## Exercise brief
What is the count of lines below that include "data"? Reply with nothing else.

——

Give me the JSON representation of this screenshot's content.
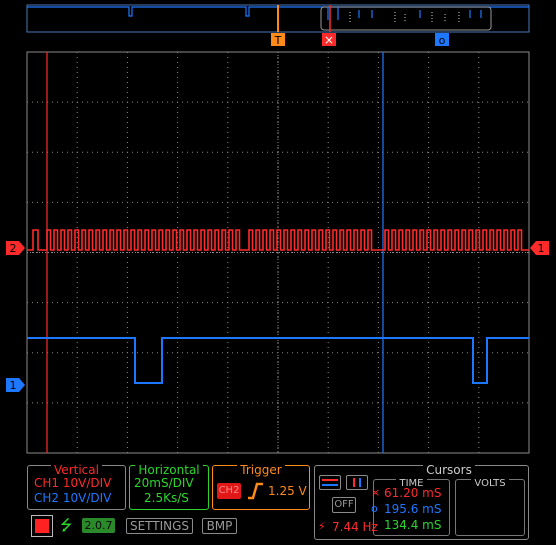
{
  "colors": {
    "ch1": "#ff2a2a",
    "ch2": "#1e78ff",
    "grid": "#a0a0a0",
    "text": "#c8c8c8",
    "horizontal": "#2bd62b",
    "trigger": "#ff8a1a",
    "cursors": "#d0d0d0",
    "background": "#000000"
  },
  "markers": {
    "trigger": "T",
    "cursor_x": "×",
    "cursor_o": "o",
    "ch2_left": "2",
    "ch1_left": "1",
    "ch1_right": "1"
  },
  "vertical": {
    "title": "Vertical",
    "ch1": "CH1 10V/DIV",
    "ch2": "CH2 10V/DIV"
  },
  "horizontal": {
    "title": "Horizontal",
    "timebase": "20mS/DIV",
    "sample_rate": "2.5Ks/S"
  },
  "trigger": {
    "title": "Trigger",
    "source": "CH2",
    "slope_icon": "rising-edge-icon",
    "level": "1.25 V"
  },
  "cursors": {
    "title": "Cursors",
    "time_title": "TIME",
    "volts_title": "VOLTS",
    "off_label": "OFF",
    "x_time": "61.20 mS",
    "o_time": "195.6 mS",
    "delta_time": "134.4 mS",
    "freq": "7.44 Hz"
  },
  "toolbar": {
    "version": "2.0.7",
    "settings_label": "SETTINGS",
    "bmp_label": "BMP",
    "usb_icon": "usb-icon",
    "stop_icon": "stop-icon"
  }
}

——

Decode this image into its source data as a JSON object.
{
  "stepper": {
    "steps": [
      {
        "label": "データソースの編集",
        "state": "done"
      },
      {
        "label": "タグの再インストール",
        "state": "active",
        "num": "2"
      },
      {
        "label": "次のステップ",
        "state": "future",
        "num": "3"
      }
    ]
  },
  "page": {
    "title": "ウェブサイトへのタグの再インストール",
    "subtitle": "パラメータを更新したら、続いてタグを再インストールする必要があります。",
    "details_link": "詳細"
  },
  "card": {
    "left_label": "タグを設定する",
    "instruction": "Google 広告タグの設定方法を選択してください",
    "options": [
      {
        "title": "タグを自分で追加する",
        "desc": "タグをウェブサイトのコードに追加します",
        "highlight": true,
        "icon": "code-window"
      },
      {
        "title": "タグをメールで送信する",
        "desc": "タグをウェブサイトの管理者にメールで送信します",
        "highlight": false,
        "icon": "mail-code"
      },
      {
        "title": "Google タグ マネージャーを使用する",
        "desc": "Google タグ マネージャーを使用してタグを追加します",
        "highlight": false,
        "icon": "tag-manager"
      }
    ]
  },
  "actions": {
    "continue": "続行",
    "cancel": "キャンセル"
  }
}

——

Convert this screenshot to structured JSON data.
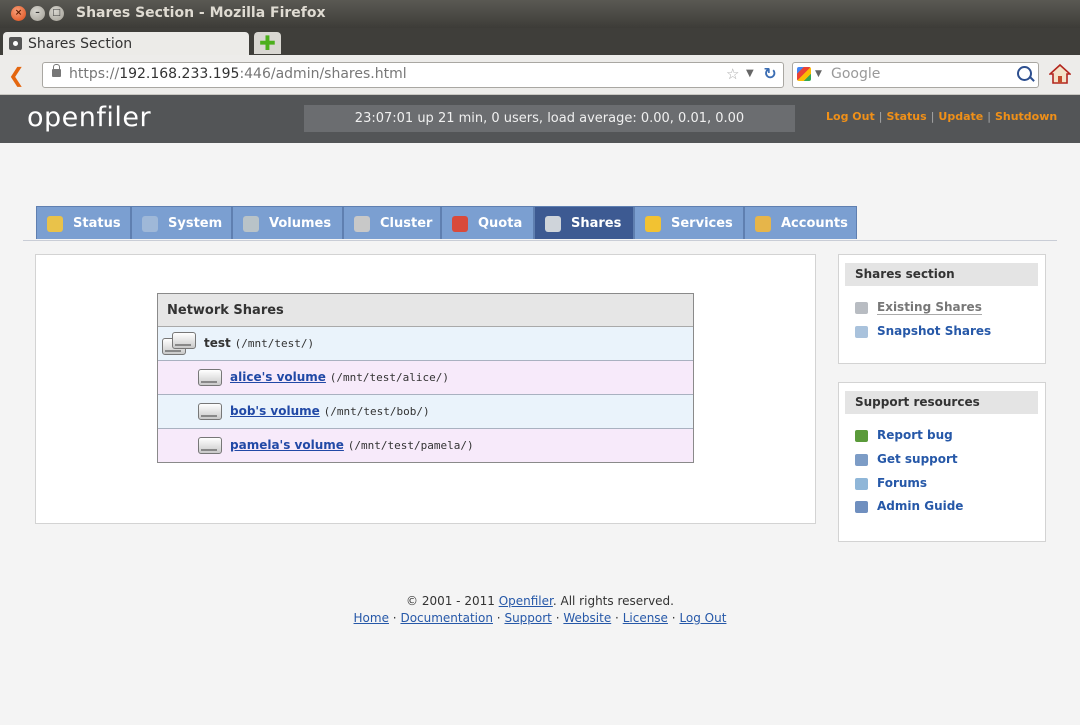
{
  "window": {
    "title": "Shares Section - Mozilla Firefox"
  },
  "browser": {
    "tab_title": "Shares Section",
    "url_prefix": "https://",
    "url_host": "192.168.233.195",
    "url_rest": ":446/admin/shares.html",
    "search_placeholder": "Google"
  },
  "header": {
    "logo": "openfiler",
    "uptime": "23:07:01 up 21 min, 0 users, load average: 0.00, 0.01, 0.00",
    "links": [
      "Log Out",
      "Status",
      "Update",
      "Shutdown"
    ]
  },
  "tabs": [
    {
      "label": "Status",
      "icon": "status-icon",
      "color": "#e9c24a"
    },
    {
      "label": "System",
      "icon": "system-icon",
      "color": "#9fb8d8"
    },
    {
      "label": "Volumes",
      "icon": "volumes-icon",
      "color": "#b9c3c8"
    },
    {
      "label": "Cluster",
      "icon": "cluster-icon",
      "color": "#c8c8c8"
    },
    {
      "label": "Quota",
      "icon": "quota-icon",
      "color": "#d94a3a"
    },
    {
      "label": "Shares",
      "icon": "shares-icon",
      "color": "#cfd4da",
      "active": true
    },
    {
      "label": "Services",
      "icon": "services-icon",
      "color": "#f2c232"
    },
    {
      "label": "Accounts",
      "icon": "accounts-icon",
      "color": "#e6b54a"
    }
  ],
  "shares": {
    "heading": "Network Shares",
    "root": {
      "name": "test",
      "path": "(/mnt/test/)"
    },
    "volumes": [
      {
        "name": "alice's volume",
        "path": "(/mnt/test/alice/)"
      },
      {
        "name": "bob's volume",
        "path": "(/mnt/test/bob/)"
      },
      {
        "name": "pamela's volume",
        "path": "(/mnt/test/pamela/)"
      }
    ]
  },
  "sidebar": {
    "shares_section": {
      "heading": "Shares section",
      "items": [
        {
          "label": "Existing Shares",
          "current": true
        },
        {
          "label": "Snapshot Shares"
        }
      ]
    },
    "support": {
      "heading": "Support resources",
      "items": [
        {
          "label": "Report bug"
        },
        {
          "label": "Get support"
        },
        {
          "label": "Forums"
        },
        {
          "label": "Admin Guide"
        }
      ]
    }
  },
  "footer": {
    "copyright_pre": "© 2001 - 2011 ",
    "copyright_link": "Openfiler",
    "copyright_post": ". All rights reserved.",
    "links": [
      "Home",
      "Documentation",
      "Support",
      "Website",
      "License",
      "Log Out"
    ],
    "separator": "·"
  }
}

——

## Answer box
2